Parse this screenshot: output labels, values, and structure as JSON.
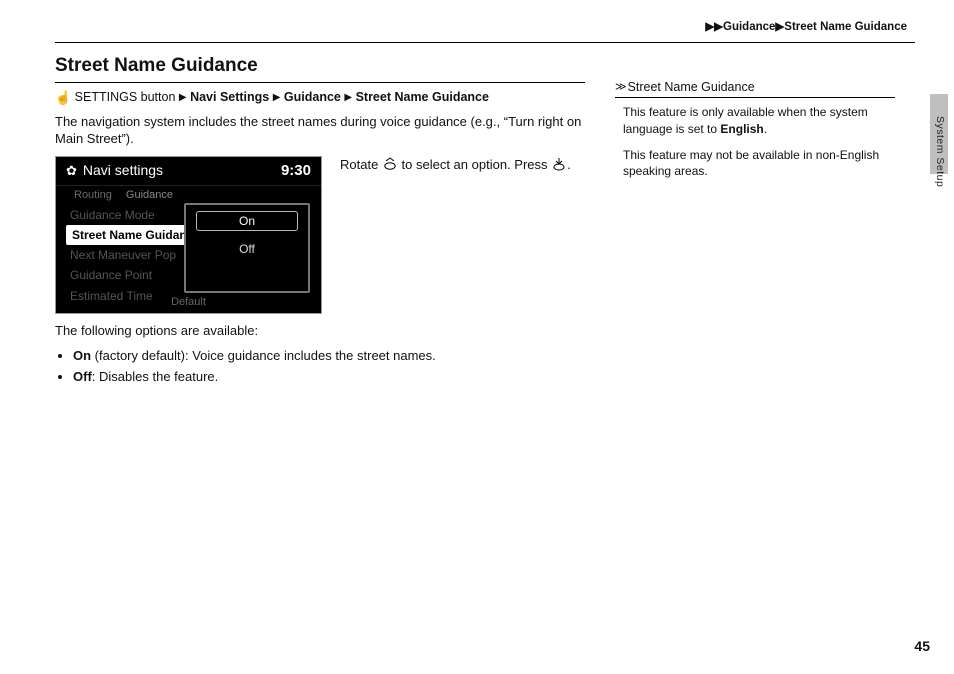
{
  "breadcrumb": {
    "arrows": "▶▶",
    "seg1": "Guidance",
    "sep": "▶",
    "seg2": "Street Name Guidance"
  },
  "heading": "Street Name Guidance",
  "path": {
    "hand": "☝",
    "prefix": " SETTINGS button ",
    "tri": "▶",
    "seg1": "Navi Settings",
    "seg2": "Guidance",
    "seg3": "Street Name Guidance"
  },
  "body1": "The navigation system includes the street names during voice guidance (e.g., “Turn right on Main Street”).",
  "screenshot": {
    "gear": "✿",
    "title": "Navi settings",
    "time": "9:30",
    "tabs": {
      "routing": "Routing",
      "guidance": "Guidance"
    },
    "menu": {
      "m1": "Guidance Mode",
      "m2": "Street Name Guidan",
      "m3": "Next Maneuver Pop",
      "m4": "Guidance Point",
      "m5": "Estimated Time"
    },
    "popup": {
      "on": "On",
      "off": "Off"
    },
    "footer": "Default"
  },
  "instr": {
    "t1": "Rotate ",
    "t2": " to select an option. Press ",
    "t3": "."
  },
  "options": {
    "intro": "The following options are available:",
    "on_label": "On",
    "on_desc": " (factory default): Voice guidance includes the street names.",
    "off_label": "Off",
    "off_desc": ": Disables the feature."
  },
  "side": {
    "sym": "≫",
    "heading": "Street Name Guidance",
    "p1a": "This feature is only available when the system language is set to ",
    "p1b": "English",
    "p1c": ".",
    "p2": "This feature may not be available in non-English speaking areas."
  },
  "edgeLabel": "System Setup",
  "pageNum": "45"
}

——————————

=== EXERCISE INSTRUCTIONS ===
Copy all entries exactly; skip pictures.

=== WRITTEN RESPONSE ===
Parse this screenshot: output labels, values, and structure as JSON.
{
  "breadcrumb": {
    "arrows": "▶▶",
    "seg1": "Guidance",
    "sep": "▶",
    "seg2": "Street Name Guidance"
  },
  "heading": "Street Name Guidance",
  "path": {
    "hand": "☝",
    "prefix": " SETTINGS button ",
    "tri": "▶",
    "seg1": "Navi Settings",
    "seg2": "Guidance",
    "seg3": "Street Name Guidance"
  },
  "body1": "The navigation system includes the street names during voice guidance (e.g., “Turn right on Main Street”).",
  "screenshot": {
    "gear": "✿",
    "title": "Navi settings",
    "time": "9:30",
    "tabs": {
      "routing": "Routing",
      "guidance": "Guidance"
    },
    "menu": {
      "m1": "Guidance Mode",
      "m2": "Street Name Guidan",
      "m3": "Next Maneuver Pop",
      "m4": "Guidance Point",
      "m5": "Estimated Time"
    },
    "popup": {
      "on": "On",
      "off": "Off"
    },
    "footer": "Default"
  },
  "instr": {
    "t1": "Rotate ",
    "t2": " to select an option. Press ",
    "t3": "."
  },
  "options": {
    "intro": "The following options are available:",
    "on_label": "On",
    "on_desc": " (factory default): Voice guidance includes the street names.",
    "off_label": "Off",
    "off_desc": ": Disables the feature."
  },
  "side": {
    "sym": "≫",
    "heading": "Street Name Guidance",
    "p1a": "This feature is only available when the system language is set to ",
    "p1b": "English",
    "p1c": ".",
    "p2": "This feature may not be available in non-English speaking areas."
  },
  "edgeLabel": "System Setup",
  "pageNum": "45"
}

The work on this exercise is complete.